=== Description of the task ===
Answer with one number only: the count of lines below that hold the word "preview".

(Dataset rows describing interfaces)
----
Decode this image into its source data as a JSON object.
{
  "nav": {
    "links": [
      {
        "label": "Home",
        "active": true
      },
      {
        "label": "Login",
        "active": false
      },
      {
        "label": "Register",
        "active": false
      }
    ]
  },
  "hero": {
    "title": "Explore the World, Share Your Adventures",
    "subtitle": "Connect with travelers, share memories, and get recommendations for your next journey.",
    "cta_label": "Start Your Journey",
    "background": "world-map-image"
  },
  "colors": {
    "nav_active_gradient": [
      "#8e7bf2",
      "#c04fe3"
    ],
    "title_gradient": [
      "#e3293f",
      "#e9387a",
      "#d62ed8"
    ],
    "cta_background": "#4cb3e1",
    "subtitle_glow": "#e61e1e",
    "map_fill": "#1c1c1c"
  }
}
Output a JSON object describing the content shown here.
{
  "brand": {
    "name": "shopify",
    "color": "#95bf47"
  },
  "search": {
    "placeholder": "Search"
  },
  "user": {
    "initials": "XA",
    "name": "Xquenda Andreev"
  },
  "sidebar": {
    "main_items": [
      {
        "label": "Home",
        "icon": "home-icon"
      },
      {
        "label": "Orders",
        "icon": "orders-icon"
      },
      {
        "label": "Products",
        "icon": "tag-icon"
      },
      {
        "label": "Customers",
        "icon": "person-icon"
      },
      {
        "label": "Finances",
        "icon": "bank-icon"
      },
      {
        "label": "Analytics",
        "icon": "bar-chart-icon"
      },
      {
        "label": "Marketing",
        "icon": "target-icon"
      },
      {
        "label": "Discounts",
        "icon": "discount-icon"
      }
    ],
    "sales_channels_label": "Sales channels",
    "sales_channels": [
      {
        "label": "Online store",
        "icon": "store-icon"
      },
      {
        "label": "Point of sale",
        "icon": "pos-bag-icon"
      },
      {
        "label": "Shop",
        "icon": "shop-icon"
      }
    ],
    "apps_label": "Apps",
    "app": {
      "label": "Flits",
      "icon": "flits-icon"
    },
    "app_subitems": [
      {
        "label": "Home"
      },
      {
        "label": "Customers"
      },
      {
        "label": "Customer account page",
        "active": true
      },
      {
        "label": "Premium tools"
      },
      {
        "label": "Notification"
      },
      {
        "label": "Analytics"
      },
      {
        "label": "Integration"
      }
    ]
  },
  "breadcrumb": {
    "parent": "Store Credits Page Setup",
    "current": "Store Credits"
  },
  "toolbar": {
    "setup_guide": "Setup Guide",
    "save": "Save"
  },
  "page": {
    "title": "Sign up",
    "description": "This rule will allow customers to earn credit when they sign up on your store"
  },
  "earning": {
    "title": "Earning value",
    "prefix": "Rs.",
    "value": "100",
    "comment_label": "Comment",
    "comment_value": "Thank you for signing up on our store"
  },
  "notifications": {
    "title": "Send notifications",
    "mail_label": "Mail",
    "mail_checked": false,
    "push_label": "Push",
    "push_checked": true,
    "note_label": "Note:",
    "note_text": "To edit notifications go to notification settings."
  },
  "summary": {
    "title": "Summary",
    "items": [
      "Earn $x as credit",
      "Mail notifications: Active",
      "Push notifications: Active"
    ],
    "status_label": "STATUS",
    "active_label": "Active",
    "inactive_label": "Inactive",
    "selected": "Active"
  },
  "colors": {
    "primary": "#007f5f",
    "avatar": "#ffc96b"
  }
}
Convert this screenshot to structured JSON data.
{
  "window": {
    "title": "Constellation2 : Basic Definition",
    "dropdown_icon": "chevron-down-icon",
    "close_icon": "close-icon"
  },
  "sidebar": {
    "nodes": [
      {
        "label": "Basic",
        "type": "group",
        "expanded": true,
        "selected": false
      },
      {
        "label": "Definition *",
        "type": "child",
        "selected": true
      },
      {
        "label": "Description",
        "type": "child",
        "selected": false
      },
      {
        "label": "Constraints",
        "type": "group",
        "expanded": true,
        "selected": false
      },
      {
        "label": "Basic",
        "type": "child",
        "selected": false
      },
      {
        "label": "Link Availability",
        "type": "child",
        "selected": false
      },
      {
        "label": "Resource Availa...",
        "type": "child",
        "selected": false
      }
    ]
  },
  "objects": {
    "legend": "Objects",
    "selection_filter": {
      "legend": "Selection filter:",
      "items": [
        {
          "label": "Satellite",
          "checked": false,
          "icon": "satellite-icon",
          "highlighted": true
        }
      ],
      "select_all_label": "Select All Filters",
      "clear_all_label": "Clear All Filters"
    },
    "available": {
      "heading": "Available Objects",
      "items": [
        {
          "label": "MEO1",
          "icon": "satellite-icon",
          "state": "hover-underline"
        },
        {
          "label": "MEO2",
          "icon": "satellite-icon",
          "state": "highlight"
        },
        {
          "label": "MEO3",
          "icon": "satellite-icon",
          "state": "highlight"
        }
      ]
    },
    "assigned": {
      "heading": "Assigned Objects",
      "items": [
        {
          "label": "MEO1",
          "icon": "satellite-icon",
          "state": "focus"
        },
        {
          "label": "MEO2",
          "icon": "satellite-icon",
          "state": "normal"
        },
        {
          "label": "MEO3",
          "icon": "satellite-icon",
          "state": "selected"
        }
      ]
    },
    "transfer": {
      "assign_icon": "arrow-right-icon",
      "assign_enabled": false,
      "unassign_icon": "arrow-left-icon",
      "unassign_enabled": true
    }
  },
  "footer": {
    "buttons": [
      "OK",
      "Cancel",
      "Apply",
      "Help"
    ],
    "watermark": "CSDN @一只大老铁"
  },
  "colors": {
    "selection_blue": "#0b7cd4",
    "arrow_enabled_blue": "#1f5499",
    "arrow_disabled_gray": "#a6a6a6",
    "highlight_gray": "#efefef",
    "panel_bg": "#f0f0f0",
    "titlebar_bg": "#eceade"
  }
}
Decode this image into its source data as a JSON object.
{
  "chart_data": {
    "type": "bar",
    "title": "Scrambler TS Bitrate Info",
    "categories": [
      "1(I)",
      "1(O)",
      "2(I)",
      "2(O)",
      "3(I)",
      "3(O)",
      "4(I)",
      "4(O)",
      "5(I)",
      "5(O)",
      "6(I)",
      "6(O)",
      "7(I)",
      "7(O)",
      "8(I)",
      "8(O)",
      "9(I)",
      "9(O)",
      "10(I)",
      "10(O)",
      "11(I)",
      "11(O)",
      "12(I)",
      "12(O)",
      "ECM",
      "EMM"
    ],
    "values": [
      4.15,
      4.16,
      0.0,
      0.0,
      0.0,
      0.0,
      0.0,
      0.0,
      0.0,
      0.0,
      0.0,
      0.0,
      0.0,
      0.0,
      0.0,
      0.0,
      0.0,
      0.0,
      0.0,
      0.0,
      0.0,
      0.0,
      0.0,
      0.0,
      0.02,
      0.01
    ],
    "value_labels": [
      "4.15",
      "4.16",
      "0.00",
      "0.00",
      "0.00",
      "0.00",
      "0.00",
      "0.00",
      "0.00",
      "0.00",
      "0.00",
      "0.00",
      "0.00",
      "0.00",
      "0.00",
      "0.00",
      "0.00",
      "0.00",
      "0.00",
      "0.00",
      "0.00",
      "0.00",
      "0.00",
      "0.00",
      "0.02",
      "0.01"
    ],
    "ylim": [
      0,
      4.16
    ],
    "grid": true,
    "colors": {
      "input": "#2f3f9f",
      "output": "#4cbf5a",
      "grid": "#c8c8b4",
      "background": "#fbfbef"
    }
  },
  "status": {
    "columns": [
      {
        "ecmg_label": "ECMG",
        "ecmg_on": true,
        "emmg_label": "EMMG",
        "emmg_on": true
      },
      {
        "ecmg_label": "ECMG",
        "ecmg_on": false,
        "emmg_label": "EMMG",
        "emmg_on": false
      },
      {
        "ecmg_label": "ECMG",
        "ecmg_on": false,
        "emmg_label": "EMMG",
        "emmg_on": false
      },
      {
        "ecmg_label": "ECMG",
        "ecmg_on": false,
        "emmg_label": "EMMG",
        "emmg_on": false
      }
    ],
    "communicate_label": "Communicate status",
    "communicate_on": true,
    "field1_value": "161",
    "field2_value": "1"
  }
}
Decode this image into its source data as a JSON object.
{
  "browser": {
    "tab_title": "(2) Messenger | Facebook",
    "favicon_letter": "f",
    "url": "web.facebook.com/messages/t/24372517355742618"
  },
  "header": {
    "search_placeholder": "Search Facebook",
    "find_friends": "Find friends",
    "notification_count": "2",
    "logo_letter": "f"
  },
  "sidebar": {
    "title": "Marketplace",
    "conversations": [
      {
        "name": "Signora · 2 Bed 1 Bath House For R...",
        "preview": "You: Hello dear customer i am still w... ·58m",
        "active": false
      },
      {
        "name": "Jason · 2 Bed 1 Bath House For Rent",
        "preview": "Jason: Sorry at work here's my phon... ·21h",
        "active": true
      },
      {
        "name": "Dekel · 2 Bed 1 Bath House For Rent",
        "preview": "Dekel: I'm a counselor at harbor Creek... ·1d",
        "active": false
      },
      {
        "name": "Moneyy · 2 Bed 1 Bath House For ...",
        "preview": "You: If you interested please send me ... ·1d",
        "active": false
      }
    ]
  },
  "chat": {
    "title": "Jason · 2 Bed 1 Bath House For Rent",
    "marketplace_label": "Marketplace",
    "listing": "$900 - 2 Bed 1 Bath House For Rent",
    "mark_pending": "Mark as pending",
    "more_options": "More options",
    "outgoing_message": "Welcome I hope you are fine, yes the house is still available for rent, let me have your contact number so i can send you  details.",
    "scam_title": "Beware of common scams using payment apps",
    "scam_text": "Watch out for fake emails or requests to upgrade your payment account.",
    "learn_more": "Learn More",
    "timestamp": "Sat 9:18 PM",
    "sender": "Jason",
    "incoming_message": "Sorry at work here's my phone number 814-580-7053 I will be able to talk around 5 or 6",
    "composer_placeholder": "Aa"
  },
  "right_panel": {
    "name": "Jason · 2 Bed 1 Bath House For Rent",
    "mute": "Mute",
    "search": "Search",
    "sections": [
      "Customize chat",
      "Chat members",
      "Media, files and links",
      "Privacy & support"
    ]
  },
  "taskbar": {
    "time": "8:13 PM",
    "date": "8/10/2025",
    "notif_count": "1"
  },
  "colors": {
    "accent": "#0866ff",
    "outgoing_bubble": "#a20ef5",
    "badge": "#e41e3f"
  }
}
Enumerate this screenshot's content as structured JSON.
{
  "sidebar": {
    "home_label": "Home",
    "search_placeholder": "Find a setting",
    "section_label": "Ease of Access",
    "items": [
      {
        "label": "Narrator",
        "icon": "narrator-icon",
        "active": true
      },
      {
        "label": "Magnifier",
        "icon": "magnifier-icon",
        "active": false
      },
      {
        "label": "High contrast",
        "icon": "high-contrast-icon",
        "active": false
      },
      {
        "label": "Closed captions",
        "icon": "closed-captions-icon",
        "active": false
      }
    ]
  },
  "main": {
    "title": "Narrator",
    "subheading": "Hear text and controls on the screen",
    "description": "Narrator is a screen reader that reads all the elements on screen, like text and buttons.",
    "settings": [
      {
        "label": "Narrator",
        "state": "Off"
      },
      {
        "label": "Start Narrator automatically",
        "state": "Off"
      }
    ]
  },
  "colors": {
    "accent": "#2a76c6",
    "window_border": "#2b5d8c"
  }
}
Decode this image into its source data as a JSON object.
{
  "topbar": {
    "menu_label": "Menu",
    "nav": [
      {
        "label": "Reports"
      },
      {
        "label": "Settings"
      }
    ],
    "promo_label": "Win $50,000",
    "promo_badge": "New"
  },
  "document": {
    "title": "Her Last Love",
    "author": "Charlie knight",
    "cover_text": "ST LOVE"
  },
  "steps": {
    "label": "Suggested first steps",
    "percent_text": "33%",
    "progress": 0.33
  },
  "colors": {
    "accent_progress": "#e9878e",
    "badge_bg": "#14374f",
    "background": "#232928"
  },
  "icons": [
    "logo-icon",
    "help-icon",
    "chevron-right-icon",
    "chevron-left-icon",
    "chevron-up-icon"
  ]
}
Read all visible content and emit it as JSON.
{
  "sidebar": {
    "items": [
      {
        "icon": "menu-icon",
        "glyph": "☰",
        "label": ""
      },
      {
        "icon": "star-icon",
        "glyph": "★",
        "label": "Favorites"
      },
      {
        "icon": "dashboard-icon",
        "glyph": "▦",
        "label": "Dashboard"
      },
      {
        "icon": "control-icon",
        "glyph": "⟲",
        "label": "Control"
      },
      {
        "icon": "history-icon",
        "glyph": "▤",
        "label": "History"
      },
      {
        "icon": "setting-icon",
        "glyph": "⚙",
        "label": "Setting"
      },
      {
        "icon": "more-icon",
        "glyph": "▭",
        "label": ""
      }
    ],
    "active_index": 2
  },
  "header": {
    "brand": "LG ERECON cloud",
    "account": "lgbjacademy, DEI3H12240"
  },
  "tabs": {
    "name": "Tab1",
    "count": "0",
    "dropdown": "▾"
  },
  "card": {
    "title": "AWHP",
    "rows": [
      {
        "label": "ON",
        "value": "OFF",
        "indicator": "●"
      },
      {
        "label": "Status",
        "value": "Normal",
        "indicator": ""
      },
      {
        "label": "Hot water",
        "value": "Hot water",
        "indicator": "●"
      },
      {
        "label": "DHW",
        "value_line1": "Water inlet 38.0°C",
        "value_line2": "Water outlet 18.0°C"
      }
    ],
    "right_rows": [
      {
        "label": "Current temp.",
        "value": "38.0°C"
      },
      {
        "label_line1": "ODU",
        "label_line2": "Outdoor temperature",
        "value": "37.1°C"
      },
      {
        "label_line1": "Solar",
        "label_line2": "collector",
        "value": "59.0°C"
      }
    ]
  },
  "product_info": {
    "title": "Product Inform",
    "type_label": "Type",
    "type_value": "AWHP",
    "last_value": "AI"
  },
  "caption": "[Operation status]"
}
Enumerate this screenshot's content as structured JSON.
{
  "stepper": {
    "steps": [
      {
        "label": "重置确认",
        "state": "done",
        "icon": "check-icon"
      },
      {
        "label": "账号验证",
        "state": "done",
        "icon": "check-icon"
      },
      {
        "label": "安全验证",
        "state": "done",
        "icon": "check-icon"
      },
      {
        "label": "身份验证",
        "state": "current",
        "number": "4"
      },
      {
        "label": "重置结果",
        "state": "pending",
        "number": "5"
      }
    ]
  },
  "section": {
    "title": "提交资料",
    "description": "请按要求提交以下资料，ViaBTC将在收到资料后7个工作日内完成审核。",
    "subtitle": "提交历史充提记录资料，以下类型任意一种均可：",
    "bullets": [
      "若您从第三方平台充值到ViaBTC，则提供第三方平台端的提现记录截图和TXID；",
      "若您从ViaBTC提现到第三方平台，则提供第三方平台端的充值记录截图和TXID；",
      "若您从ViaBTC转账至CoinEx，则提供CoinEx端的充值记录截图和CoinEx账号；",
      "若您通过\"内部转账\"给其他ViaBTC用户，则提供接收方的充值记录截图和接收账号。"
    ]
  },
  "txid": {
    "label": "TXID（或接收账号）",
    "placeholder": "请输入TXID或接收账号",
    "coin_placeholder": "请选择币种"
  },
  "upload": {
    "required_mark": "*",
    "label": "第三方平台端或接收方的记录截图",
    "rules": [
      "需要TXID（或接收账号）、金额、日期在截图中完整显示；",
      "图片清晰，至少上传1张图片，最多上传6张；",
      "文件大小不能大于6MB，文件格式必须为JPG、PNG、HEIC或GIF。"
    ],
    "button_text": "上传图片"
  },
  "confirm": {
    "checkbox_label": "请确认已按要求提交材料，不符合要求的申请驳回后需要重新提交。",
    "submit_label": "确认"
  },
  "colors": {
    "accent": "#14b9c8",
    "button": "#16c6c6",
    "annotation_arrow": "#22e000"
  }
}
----
=== Completed task ===
4